Bishop responds to concerns during town hall meetings
COLUMBIA —People in the pews around South Carolina are expressing their concern, their sadness and their anger about sexual abuse in the Church, and Bishop Robert E. Guglielmone and others from the Diocese of Charleston are listening.
On Dec. 11 at the Basilica of St. Peter, about 100 people attended the third in a series of town hall meetings Bishop Guglielmone scheduled for each deanery. Previous meetings were at St. Gregory the Great in Bluffton and Blessed Sacrament in Charleston.
The flames of the current abuse crisis in the Church were stoked by a grand jury report chronicling years of abuse in Pennsylvania dioceses, plus the forced resignation of Archbishop Theodore McCarrick in the wake of abuse allegations.
The crowd at St. Peter heard from Bishop Guglielmone and Bonnie Sigers, safe environment manager in the diocesan Office of Child and Youth Protection.
Bishop Guglielmone expressed his anger and concern about the crisis, prayed with the crowd and offered a reading from Paul’s letter to Titus, which addresses the importance of God’s grace. He described the current status of abuse investigations in the diocese and said that a list of priests credibly accused since 1950 will be released no later than February.
He then opened the floor to questions and comments and attendees formed a line to speak. Some asked why abusive priests here and in other areas were simply transferred in the past instead of being reported to authorities. Others asked what can be done to make bishops more accountable and how to deal with the issue of sexual abuse in seminaries.
For detailed information, visit https://sccatholic.org and click the link on child protection.
Several people commented on how to help address the situation, from supporting victims of abuse to increasing prayer for priests and church leaders. One person asked what support was available for priests who might find themselves victims of false accusations. Another talked about the pain an abusive priest caused in a parish in another state, but also noted how another priest’s strength and grace helped people deal with the situation.
Bishop Guglielmone said all of the perspectives are important to hear, and he asked people to hold Church leaders accountable and realize that clergy are human like everyone else.

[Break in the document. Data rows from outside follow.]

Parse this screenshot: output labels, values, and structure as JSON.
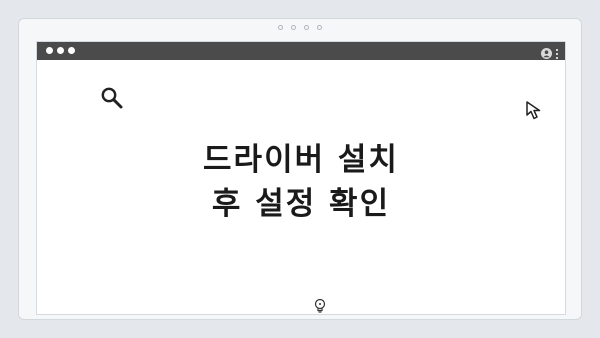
{
  "headline": {
    "line1": "드라이버 설치",
    "line2": "후 설정 확인"
  },
  "icons": {
    "search": "search-icon",
    "cursor": "cursor-arrow-icon",
    "lightbulb": "lightbulb-icon",
    "profile": "user-icon",
    "menu": "kebab-menu-icon"
  },
  "colors": {
    "titlebar": "#4b4b4b",
    "background": "#e4e7eb",
    "window": "#ffffff",
    "text": "#1a1a1a"
  }
}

He said the crisis calls for a renewed commitment to prayer and a serious effort to reach out to all victims of sexual abuse, whether they were abused by clergy, family members or others in the community.
“We must find ways to reach out to those who have been abused and help them to move from being abuse victims to survivors,” Bishop Guglielmone said. “The victims who have come forward have done the Church a great service, and now we need purification of society as a whole from this evil.”

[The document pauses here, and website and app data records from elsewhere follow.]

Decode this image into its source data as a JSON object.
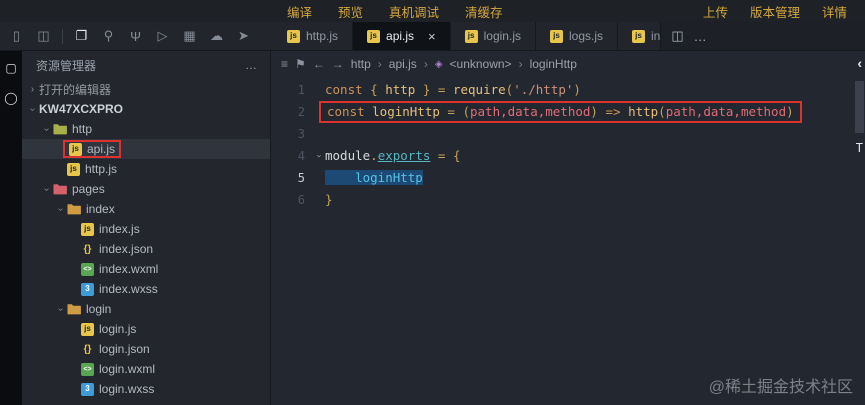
{
  "topbar": {
    "left": [
      "编译",
      "预览",
      "真机调试",
      "清缓存"
    ],
    "right": [
      "上传",
      "版本管理",
      "详情"
    ]
  },
  "activity_icons": [
    {
      "name": "device-icon",
      "glyph": "▯"
    },
    {
      "name": "simulator-panel-icon",
      "glyph": "◫"
    },
    {
      "name": "divider",
      "glyph": ""
    },
    {
      "name": "explorer-icon",
      "glyph": "❐",
      "active": true
    },
    {
      "name": "search-icon",
      "glyph": "⚲"
    },
    {
      "name": "git-branch-icon",
      "glyph": "Ψ"
    },
    {
      "name": "debug-icon",
      "glyph": "▷"
    },
    {
      "name": "extensions-icon",
      "glyph": "▦"
    },
    {
      "name": "cloud-icon",
      "glyph": "☁"
    },
    {
      "name": "deploy-icon",
      "glyph": "➤"
    }
  ],
  "strip_icons": [
    {
      "name": "panel-toggle-icon",
      "glyph": "▢"
    },
    {
      "name": "record-icon",
      "glyph": "◯"
    }
  ],
  "tabs": {
    "close_glyph": "×",
    "items": [
      {
        "label": "http.js",
        "active": false
      },
      {
        "label": "api.js",
        "active": true,
        "closable": true
      },
      {
        "label": "login.js",
        "active": false
      },
      {
        "label": "logs.js",
        "active": false
      },
      {
        "label": "in",
        "active": false,
        "truncated": true
      }
    ],
    "actions": [
      {
        "name": "split-editor-icon",
        "glyph": "◫"
      },
      {
        "name": "more-actions-icon",
        "glyph": "…"
      }
    ]
  },
  "sidebar": {
    "title": "资源管理器",
    "menu_glyph": "…",
    "tree": [
      {
        "label": "打开的编辑器",
        "depth": 0,
        "kind": "section",
        "chevron": "closed"
      },
      {
        "label": "KW47XCXPRO",
        "depth": 0,
        "kind": "root",
        "chevron": "open"
      },
      {
        "label": "http",
        "depth": 1,
        "kind": "folder",
        "color": "#a8b04a",
        "chevron": "open"
      },
      {
        "label": "api.js",
        "depth": 2,
        "kind": "file",
        "icon": "js",
        "selected": true,
        "red_box": true
      },
      {
        "label": "http.js",
        "depth": 2,
        "kind": "file",
        "icon": "js"
      },
      {
        "label": "pages",
        "depth": 1,
        "kind": "folder",
        "color": "#d5616b",
        "chevron": "open"
      },
      {
        "label": "index",
        "depth": 2,
        "kind": "folder",
        "color": "#cf9b43",
        "chevron": "open"
      },
      {
        "label": "index.js",
        "depth": 3,
        "kind": "file",
        "icon": "js"
      },
      {
        "label": "index.json",
        "depth": 3,
        "kind": "file",
        "icon": "json"
      },
      {
        "label": "index.wxml",
        "depth": 3,
        "kind": "file",
        "icon": "wxml"
      },
      {
        "label": "index.wxss",
        "depth": 3,
        "kind": "file",
        "icon": "wxss"
      },
      {
        "label": "login",
        "depth": 2,
        "kind": "folder",
        "color": "#cf9b43",
        "chevron": "open"
      },
      {
        "label": "login.js",
        "depth": 3,
        "kind": "file",
        "icon": "js"
      },
      {
        "label": "login.json",
        "depth": 3,
        "kind": "file",
        "icon": "json"
      },
      {
        "label": "login.wxml",
        "depth": 3,
        "kind": "file",
        "icon": "wxml"
      },
      {
        "label": "login.wxss",
        "depth": 3,
        "kind": "file",
        "icon": "wxss"
      }
    ]
  },
  "breadcrumb": {
    "separator": "›",
    "collapse_glyph": "‹",
    "nav_icons": [
      {
        "name": "outline-icon",
        "glyph": "≡"
      },
      {
        "name": "bookmark-icon",
        "glyph": "⚑"
      },
      {
        "name": "back-icon",
        "glyph": "←"
      },
      {
        "name": "forward-icon",
        "glyph": "→"
      }
    ],
    "items": [
      {
        "label": "http"
      },
      {
        "label": "api.js"
      },
      {
        "label": "<unknown>",
        "icon": "symbol-icon",
        "icon_glyph": "◈"
      },
      {
        "label": "loginHttp"
      }
    ]
  },
  "editor": {
    "scroll_deco": "T",
    "lines": [
      {
        "num": 1,
        "tokens": [
          [
            "const ",
            "kw"
          ],
          [
            "{ ",
            "gold"
          ],
          [
            "http",
            "var"
          ],
          [
            " } ",
            "gold"
          ],
          [
            "= ",
            "gold"
          ],
          [
            "require",
            "fn"
          ],
          [
            "(",
            "gold"
          ],
          [
            "'./http'",
            "str"
          ],
          [
            ")",
            "gold"
          ]
        ]
      },
      {
        "num": 2,
        "red_box": true,
        "tokens": [
          [
            "const ",
            "kw"
          ],
          [
            "loginHttp",
            "fn"
          ],
          [
            " = ",
            "gold"
          ],
          [
            "(",
            "gold"
          ],
          [
            "path,data,method",
            "param"
          ],
          [
            ") ",
            "gold"
          ],
          [
            "=> ",
            "kw"
          ],
          [
            "http",
            "fn"
          ],
          [
            "(",
            "gold"
          ],
          [
            "path,data,method",
            "param"
          ],
          [
            ")",
            "gold"
          ]
        ]
      },
      {
        "num": 3,
        "tokens": []
      },
      {
        "num": 4,
        "fold": true,
        "tokens": [
          [
            "module",
            "plain"
          ],
          [
            ".",
            "gold"
          ],
          [
            "exports",
            "link"
          ],
          [
            " = ",
            "gold"
          ],
          [
            "{",
            "gold"
          ]
        ]
      },
      {
        "num": 5,
        "current": true,
        "selection": true,
        "tokens": [
          [
            "    loginHttp",
            "cyan"
          ]
        ]
      },
      {
        "num": 6,
        "tokens": [
          [
            "}",
            "gold"
          ]
        ]
      }
    ]
  },
  "watermark": "@稀土掘金技术社区",
  "colors": {
    "annotation_red": "#dc3230",
    "accent_yellow": "#d4a73e",
    "selection_blue": "#1c4a74"
  }
}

Other meetings will be Jan. 10 at St. Michael Church in Murrells Inlet, Jan. 14 at St. Mary Help of Christians Church in Aiken, Jan. 28 at St. Anne Church in Rock Hill and Jan. 29 at St. Mary Church in Greenville.
File photo of Bishop Guglielmone